Designated smoking areas are far removed from entrances, and indoor smoking, particularly in public buildings, is a thing of the past.
However, second-hand smoke is not the only kind of exposure we should be worried about, according to a new study.
Researchers from Drexel University discovered that chemical residue from cigarette smoke, also known as third-hand smoke, can attach to clothes, hair, and surfaces, and these pollutants make their way indoors, even in non-smoking buildings.
The results, published in the journal Science Advances, show that third-hand smoke chemicals attach themselves to aerosol particles and are just a dangerous as second-hand smoke.
“While many public areas have restrictions on smoking, including distance from doorways, non-smoking buildings and even full smoking bans on campus for some universities, these smoking limitations often only serve to protect non-smoking populations from exposure to second-hand smoke,” said Michael Waring, a co-author of the research.
At first, the researchers were simply studying how outdoor particles made their way indoors. The researchers used a non-smoking classroom to better understand this transport and composition of outdoor particles.
After finding a surprising amount of third-hand smoke chemicals in the room, the researchers shifted their focus to the transportation and transfer of these chemicals that attach to aerosol particles.
“In an empty classroom, where smoking has not been allowed in some time, we found that 29 percent of the entire indoor aerosol mass contained third-hand smoke chemical species,” said Anita Avery, a member of the research team. “This was obviously quite startling and raised many questions about how that much third-hand smoke could be lingering in a non-smoking, ventilated room.”
The researchers set up an experiment to simulate third-hand smoke exposure in a lab by first filling a Pyrex container with cigarette smoke.
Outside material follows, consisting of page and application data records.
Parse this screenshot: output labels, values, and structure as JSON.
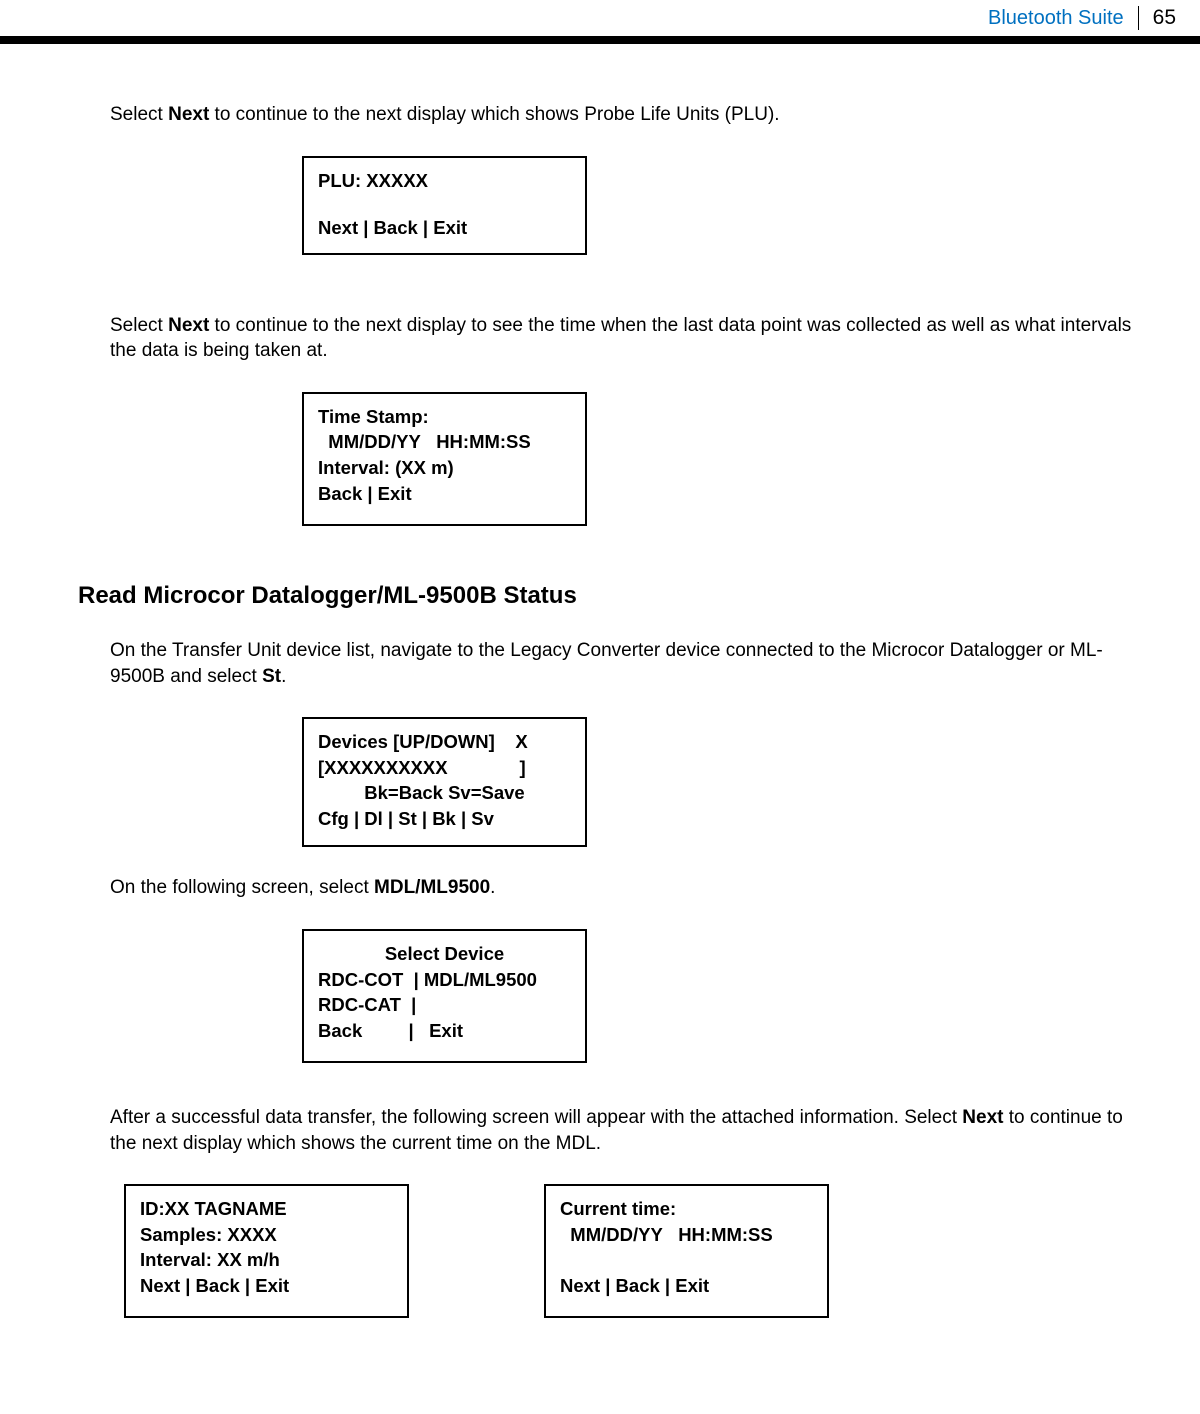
{
  "header": {
    "title": "Bluetooth Suite",
    "page_number": "65"
  },
  "para1_pre": "Select ",
  "para1_bold": "Next",
  "para1_post": " to continue to the next display which shows Probe Life Units (PLU).",
  "screen1": {
    "line1": "PLU: XXXXX",
    "line2": "Next   |   Back   |   Exit"
  },
  "para2_pre": "Select ",
  "para2_bold": "Next",
  "para2_post": " to continue to the next display to see the time when the last data point was collected as well as what intervals the data is being taken at.",
  "screen2": {
    "line1": "Time Stamp:",
    "line2": "  MM/DD/YY   HH:MM:SS",
    "line3": "Interval: (XX m)",
    "line4": "Back   |   Exit"
  },
  "heading": "Read Microcor Datalogger/ML-9500B Status",
  "para3_pre": "On the Transfer Unit device list, navigate to the Legacy Converter device connected to the Microcor Datalogger or ML-9500B and select ",
  "para3_bold": "St",
  "para3_post": ".",
  "screen3": {
    "line1": "Devices [UP/DOWN]    X",
    "line2": "[XXXXXXXXXX              ]",
    "line3": "Bk=Back  Sv=Save",
    "line4": "Cfg  |  Dl  |  St  |  Bk  |  Sv"
  },
  "para4_pre": "On the following screen, select ",
  "para4_bold": "MDL/ML9500",
  "para4_post": ".",
  "screen4": {
    "line1": "Select Device",
    "line2": "RDC-COT  | MDL/ML9500",
    "line3": "RDC-CAT  |",
    "line4": "Back         |   Exit"
  },
  "para5_pre": "After a successful data transfer, the following screen will appear with the attached information. Select ",
  "para5_bold": "Next",
  "para5_post": " to continue to the next display which shows the current time on the MDL.",
  "screen5a": {
    "line1": "ID:XX  TAGNAME",
    "line2": "Samples: XXXX",
    "line3": "Interval: XX m/h",
    "line4": "Next   |   Back   |   Exit"
  },
  "screen5b": {
    "line1": "Current time:",
    "line2": "  MM/DD/YY   HH:MM:SS",
    "line3": " ",
    "line4": "Next   |   Back   |   Exit"
  }
}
Next, the smoke was filtered out and outdoor air was pumped into the container.
After the outdoor air had circulated through the container, the researchers tested the chemical composition of aerosol particles in the container and compared these to measurements of outdoor air composition.
Even though all the smoke had been cleared out, there was a 13 percent increase in third-hand smoke chemicals.
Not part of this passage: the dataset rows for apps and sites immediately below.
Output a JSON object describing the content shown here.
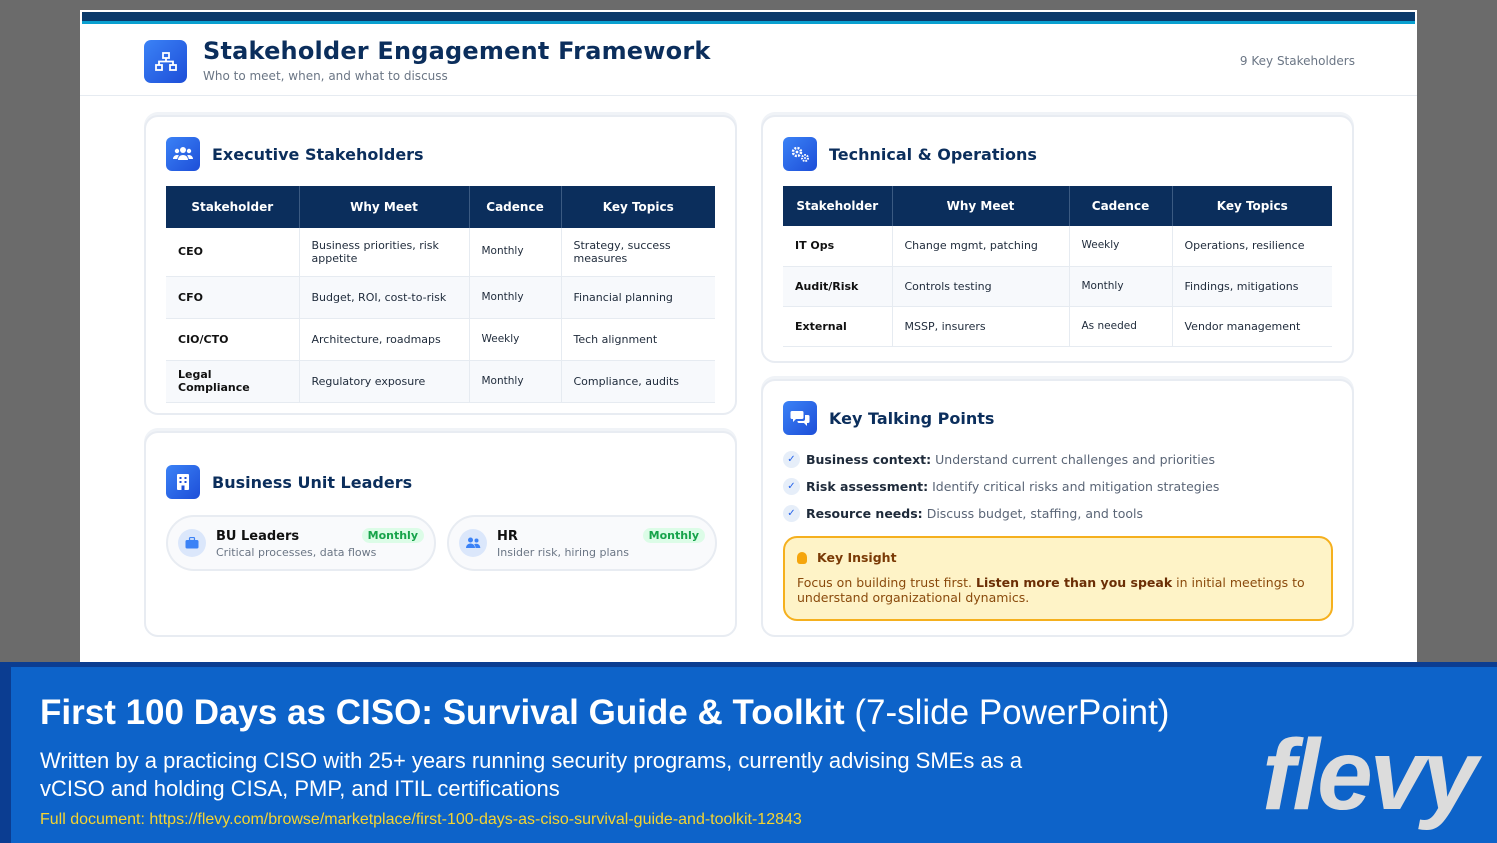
{
  "header": {
    "title": "Stakeholder Engagement Framework",
    "subtitle": "Who to meet, when, and what to discuss",
    "count": "9 Key Stakeholders"
  },
  "columns": [
    "Stakeholder",
    "Why Meet",
    "Cadence",
    "Key Topics"
  ],
  "executive": {
    "title": "Executive Stakeholders",
    "rows": [
      {
        "name": "CEO",
        "why": "Business priorities, risk appetite",
        "cadence": "Monthly",
        "topics": "Strategy, success measures"
      },
      {
        "name": "CFO",
        "why": "Budget, ROI, cost-to-risk",
        "cadence": "Monthly",
        "topics": "Financial planning"
      },
      {
        "name": "CIO/CTO",
        "why": "Architecture, roadmaps",
        "cadence": "Weekly",
        "topics": "Tech alignment"
      },
      {
        "name": "Legal Compliance",
        "why": "Regulatory exposure",
        "cadence": "Monthly",
        "topics": "Compliance, audits"
      }
    ]
  },
  "technical": {
    "title": "Technical & Operations",
    "rows": [
      {
        "name": "IT Ops",
        "why": "Change mgmt, patching",
        "cadence": "Weekly",
        "topics": "Operations, resilience"
      },
      {
        "name": "Audit/Risk",
        "why": "Controls testing",
        "cadence": "Monthly",
        "topics": "Findings, mitigations"
      },
      {
        "name": "External",
        "why": "MSSP, insurers",
        "cadence": "As needed",
        "topics": "Vendor management"
      }
    ]
  },
  "business_units": {
    "title": "Business Unit Leaders",
    "items": [
      {
        "name": "BU Leaders",
        "desc": "Critical processes, data flows",
        "cadence": "Monthly"
      },
      {
        "name": "HR",
        "desc": "Insider risk, hiring plans",
        "cadence": "Monthly"
      }
    ]
  },
  "talking_points": {
    "title": "Key Talking Points",
    "items": [
      {
        "label": "Business context:",
        "text": "Understand current challenges and priorities"
      },
      {
        "label": "Risk assessment:",
        "text": "Identify critical risks and mitigation strategies"
      },
      {
        "label": "Resource needs:",
        "text": "Discuss budget, staffing, and tools"
      }
    ],
    "insight": {
      "title": "Key Insight",
      "pre": "Focus on building trust first. ",
      "bold": "Listen more than you speak",
      "post": " in initial meetings to understand organizational dynamics."
    }
  },
  "banner": {
    "title": "First 100 Days as CISO: Survival Guide & Toolkit",
    "suffix": "(7-slide PowerPoint)",
    "description": "Written by a practicing CISO with 25+ years running security programs, currently advising SMEs as a vCISO and holding CISA, PMP, and ITIL certifications",
    "link": "Full document: https://flevy.com/browse/marketplace/first-100-days-as-ciso-survival-guide-and-toolkit-12843",
    "logo": "flevy"
  },
  "colors": {
    "navy": "#0b2e5c",
    "accent_blue": "#1d4ed8",
    "monthly": "#22a05a",
    "weekly": "#f0a020",
    "banner": "#0d63c9",
    "link": "#f5d430"
  },
  "icons": [
    "sitemap-icon",
    "users-icon",
    "gears-icon",
    "building-icon",
    "comments-icon",
    "briefcase-icon",
    "user-group-icon",
    "check-icon",
    "lightbulb-icon"
  ]
}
“What we’d actually uncovered was a new exposure route for third-hand smoke – through aerosol particles, which are ubiquitous in the indoor environment,” said Peter DeCarlo, a fellow author of the study.
The study highlights another way people can be exposed to pollutants like cigarette smoke even in non-smoking environments, and the researchers hope their findings will bring about new policies to limit exposure to dangerous third-hand smoke.